Just released: Croswell Bowen: A Writer’s Life, A Daughter’s Portrait
My bio/memoir about my journalist and biographer father, CROSWELL BOWEN: A Writer’s Life, A Daughter’s Portrait has just been released by Potomac Books.
The book tells the story of my father’s life through his eyes as he experiences the great events of the 20th Century, from the Crash of ’29 to WWII through the McCarthy era to VietNam. Continue reading
Dad’s hardbitten crime reporter stare
“What’s a liberal?” I asked my father. We were in NYC, I was 22, and it was 1966, and I was leaving the luscious sylvan acres of my women’s college to go west of the Hudson for the first time ever, about to enter the “War on Poverty” JFK had inspired and LBJ was carrying out. Continue reading
I found my fire-breathing liberal journalist father 220 light years away, in the constellation Perseus, on the edge of a black hole with the mass of 17 billion Suns. It didn’t surprise me he’d ended up here, about to be sucked into the biggest black hole ever just so he could check out dark matter. He was like that.
I skipped the preliminaries: happy to see me after forty two years? Want to know how things turned out for the family back on earth? The edge of the black hole was drawing perilously close.

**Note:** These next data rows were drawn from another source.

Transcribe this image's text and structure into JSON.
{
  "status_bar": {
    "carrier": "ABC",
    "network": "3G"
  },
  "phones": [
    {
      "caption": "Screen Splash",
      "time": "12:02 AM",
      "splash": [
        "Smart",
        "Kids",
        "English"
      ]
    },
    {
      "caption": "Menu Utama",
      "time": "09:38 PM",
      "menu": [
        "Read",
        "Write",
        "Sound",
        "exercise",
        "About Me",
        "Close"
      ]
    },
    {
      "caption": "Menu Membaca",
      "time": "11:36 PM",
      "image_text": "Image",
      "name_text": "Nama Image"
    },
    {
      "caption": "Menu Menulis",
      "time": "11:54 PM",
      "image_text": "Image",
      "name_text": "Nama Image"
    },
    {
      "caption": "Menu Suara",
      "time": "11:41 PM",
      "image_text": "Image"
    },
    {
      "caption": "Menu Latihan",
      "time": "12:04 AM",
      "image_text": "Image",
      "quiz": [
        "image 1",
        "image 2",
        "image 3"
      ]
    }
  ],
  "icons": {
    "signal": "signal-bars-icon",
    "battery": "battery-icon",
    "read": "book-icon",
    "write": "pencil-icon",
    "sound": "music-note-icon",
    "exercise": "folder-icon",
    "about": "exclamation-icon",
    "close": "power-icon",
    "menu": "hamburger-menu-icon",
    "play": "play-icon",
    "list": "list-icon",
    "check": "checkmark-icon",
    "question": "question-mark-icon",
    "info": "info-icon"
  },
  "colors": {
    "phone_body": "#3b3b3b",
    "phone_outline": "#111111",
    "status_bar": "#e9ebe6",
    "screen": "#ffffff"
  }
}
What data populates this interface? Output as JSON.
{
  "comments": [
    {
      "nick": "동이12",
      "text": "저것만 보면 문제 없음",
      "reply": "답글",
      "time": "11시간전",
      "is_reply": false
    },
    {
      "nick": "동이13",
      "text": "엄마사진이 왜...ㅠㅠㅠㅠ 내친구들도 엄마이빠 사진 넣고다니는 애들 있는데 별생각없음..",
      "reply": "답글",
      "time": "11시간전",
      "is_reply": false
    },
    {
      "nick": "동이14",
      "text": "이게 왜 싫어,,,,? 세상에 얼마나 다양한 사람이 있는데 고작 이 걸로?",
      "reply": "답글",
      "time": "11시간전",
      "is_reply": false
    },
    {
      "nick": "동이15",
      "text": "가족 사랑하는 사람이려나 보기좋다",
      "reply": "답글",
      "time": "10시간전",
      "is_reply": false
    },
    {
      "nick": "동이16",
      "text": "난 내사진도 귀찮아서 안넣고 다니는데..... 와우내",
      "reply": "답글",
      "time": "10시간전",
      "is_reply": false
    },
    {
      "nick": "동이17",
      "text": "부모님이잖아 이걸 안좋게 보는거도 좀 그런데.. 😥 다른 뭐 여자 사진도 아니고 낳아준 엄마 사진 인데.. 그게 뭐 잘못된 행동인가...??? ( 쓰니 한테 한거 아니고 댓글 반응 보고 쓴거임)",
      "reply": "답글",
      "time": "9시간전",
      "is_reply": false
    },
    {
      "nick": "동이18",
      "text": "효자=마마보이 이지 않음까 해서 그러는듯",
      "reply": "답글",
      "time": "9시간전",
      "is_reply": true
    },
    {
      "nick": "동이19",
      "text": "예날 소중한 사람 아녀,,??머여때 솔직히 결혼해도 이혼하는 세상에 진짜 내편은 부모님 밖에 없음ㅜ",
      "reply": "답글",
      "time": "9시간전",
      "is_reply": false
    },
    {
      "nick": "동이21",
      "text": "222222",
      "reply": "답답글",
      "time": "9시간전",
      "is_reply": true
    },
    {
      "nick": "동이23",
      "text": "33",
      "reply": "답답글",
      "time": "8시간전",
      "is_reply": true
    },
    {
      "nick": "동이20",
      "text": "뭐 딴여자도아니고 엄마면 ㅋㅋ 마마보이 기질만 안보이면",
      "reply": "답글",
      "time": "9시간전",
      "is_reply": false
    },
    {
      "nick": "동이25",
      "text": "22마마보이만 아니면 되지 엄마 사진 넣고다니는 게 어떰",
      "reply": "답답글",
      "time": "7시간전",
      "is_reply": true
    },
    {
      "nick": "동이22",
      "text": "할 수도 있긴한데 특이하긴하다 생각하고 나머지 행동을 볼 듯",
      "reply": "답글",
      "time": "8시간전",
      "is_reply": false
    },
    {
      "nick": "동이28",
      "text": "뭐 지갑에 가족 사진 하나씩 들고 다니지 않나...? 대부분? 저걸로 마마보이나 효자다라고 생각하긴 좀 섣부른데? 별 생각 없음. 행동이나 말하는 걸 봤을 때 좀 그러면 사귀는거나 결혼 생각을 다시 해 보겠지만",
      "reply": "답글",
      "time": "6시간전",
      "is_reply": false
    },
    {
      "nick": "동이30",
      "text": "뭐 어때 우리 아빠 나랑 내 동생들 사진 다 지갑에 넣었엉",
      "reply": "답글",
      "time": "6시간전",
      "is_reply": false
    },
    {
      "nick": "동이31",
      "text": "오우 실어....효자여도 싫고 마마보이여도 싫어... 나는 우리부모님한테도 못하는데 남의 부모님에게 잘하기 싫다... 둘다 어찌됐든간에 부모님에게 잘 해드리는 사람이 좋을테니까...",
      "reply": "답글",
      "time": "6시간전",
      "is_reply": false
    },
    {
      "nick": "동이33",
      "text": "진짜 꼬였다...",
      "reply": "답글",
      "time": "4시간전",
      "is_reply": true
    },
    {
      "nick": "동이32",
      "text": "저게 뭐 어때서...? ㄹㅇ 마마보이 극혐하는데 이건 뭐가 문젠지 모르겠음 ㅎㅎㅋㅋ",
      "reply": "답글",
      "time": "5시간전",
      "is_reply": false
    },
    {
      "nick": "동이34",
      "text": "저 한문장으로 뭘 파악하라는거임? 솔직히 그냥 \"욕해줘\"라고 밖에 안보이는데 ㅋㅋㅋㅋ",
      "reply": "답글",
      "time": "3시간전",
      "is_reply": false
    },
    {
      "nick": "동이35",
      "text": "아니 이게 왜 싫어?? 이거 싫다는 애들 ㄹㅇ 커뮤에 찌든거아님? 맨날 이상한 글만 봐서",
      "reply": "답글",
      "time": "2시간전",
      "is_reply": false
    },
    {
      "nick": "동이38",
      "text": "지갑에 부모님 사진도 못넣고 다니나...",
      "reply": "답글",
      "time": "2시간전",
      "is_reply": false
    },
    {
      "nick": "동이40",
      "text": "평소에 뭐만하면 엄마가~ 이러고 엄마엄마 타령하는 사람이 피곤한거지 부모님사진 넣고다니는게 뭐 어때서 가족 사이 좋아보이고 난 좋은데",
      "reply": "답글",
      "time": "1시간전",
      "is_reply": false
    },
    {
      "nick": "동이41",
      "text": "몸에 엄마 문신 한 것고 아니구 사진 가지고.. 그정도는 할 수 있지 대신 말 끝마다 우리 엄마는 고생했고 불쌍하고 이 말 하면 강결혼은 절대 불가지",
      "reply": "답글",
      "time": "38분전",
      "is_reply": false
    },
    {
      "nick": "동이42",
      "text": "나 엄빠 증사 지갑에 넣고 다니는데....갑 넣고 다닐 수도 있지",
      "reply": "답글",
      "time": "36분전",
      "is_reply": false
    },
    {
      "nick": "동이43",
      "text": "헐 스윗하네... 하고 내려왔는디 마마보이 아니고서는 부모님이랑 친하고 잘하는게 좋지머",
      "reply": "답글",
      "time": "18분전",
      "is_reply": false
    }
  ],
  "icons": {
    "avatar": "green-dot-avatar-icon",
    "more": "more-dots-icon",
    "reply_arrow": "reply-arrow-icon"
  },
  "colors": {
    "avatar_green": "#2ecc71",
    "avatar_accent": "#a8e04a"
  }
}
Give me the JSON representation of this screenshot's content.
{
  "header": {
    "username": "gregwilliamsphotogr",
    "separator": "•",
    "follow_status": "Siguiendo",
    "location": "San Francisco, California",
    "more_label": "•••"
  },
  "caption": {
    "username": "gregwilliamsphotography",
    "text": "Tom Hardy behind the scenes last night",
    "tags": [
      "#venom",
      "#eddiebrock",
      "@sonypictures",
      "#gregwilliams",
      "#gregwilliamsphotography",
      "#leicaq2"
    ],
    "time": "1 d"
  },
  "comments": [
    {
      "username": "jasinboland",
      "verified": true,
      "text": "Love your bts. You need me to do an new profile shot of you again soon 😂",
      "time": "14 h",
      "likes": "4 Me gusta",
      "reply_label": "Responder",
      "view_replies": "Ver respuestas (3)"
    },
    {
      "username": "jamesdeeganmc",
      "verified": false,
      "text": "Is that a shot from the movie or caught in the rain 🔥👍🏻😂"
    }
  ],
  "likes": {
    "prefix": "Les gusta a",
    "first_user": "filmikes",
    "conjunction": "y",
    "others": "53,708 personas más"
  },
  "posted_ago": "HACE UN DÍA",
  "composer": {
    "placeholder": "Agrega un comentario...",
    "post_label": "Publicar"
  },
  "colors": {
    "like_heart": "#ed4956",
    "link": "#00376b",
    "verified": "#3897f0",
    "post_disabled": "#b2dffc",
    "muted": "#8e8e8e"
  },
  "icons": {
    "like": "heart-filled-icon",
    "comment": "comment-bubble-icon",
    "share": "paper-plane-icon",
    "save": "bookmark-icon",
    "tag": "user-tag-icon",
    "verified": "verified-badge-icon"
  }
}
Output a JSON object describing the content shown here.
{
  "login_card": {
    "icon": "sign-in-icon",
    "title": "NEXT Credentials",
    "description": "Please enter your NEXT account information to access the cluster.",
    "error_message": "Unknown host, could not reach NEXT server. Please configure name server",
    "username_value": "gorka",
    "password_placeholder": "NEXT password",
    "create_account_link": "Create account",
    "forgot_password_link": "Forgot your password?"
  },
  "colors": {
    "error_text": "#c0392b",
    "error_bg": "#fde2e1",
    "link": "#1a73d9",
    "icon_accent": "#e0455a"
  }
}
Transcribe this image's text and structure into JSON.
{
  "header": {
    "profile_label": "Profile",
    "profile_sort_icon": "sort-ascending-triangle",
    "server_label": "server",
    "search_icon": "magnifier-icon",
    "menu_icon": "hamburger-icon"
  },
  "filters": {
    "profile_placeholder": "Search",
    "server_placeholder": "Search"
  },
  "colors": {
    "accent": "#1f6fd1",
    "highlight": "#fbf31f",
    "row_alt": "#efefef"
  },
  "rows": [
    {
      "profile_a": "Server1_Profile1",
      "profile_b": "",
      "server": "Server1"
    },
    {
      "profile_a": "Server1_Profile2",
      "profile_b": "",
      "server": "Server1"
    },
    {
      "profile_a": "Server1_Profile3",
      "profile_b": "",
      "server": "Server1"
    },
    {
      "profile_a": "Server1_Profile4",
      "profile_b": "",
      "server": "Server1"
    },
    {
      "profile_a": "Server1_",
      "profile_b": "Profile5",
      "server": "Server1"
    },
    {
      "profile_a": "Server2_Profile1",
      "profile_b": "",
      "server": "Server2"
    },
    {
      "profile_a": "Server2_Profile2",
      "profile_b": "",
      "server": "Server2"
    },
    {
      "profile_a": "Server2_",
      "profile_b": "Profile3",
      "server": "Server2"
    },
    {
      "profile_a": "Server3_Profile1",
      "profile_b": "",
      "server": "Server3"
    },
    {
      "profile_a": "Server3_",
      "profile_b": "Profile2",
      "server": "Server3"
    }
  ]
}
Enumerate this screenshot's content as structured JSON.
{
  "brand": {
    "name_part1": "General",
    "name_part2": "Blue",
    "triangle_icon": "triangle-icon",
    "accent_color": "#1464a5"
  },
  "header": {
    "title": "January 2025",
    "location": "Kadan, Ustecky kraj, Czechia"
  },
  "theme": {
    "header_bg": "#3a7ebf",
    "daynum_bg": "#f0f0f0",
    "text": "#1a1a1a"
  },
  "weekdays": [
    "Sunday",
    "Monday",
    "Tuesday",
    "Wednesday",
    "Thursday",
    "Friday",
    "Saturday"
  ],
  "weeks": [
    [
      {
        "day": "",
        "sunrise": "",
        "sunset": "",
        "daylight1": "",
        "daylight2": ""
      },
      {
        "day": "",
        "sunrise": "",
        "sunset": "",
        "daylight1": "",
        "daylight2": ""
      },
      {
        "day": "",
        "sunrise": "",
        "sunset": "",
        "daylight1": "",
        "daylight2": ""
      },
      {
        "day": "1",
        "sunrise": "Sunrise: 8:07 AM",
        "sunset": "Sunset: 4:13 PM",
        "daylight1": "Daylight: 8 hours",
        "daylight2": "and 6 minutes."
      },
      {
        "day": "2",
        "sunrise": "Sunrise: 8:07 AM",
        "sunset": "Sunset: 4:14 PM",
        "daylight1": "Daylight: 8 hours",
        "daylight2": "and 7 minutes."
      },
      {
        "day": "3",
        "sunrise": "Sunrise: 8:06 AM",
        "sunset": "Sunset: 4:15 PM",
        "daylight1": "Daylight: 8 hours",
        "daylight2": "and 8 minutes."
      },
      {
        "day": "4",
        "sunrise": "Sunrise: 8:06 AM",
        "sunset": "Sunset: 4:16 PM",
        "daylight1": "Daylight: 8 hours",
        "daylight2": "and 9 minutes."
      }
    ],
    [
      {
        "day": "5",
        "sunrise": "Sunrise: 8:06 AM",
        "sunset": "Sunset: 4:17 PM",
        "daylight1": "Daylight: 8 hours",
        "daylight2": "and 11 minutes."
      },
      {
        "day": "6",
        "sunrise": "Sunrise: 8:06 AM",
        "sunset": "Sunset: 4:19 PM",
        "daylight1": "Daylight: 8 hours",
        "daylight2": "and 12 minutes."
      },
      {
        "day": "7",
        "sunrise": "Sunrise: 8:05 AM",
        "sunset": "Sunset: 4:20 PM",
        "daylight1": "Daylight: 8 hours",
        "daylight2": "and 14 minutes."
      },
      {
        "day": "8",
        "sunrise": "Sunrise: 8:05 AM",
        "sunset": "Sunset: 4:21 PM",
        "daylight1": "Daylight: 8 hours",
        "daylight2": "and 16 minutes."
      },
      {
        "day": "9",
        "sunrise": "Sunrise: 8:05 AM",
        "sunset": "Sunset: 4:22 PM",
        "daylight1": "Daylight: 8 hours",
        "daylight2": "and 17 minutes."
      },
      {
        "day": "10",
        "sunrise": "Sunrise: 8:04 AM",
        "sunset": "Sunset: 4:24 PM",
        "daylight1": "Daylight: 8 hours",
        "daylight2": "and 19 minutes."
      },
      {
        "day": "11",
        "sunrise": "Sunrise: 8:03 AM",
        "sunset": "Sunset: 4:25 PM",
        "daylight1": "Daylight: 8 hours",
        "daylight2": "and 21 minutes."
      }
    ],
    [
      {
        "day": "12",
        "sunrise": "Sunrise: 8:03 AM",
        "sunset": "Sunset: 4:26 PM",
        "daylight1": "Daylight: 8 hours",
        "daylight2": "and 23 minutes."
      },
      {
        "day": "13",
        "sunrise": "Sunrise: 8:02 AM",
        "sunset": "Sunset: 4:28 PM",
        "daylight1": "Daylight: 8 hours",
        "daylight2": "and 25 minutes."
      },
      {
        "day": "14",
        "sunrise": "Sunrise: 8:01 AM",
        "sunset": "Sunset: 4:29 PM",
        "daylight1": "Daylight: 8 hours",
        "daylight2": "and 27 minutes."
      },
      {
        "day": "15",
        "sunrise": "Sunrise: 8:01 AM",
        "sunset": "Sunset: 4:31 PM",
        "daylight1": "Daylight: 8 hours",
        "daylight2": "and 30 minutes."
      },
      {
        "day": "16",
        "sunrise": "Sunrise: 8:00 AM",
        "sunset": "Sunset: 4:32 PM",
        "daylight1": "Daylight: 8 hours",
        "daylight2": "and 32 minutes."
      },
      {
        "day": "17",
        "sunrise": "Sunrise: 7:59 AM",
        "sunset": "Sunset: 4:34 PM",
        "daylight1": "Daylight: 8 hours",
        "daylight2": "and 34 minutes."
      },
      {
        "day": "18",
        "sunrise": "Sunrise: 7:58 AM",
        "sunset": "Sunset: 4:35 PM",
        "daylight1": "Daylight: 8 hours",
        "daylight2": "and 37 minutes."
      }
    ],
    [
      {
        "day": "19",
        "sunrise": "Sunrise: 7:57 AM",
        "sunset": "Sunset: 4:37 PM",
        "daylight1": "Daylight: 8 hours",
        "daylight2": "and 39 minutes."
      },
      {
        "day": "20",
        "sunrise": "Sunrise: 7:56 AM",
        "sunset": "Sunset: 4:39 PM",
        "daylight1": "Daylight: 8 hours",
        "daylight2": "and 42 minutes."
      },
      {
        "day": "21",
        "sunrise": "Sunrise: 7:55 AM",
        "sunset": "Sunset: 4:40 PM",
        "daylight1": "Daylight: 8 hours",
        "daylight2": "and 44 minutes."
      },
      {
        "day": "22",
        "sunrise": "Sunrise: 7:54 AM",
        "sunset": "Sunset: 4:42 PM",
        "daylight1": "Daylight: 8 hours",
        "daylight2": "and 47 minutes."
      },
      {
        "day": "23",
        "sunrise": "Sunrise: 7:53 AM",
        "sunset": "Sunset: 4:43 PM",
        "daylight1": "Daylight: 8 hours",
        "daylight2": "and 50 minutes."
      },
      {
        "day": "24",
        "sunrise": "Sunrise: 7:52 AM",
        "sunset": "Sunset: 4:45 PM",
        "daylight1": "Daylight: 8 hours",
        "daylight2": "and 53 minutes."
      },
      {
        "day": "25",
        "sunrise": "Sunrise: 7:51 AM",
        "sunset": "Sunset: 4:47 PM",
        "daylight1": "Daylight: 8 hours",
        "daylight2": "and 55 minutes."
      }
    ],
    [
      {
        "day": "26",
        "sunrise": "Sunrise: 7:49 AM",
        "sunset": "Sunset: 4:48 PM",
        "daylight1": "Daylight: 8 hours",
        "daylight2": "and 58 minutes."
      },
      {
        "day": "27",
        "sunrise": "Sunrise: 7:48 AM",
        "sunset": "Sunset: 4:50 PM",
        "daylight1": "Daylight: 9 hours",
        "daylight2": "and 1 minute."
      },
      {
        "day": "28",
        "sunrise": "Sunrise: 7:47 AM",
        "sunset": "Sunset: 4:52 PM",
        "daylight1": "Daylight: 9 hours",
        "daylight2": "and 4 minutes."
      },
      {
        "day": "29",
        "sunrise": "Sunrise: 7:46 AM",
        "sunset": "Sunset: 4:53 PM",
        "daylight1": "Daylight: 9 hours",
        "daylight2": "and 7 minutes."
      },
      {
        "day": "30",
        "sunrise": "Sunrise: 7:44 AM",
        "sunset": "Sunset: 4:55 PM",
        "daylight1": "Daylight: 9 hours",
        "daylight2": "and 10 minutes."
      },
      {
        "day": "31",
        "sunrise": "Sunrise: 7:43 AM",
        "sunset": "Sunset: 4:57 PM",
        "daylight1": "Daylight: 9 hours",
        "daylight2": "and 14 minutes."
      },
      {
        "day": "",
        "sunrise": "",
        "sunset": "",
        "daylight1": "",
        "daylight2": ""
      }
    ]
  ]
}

“Dad,” I rushed. “Have you read the recent Genome-Wide Analysis of Liberal and Conservative Political Attitudes? I’ve got a few questions for you.” Continue reading
“Let’s go to the Trans-Lux and hiss Roosevelt!”
Is climate change a liberal issue? It appears not.
Dorothea Lange captured the anguish of a migrant mother whose children had been living on frozen vegetables from the surrounding fields and birds they killed. She had just sold the tires from her car to buy food.
“Let’s go to the Trans-Lux and hiss Roosevelt!” satirized this 1936 Peter Arno cartoon in the liberal New Yorker. Continue reading
In food memories we store our autobiographies. In food memories, too, we find material for biography. Memories of empathy among former enemies reinforced my father’s liberalism: his hope for world peace; for the social safety net.
Born in the last months of WWII, by 1948 I was a strapping four-year-old in a country farmhouse kitchen oblivious of the food rationing that had ended two years earlier. Continue reading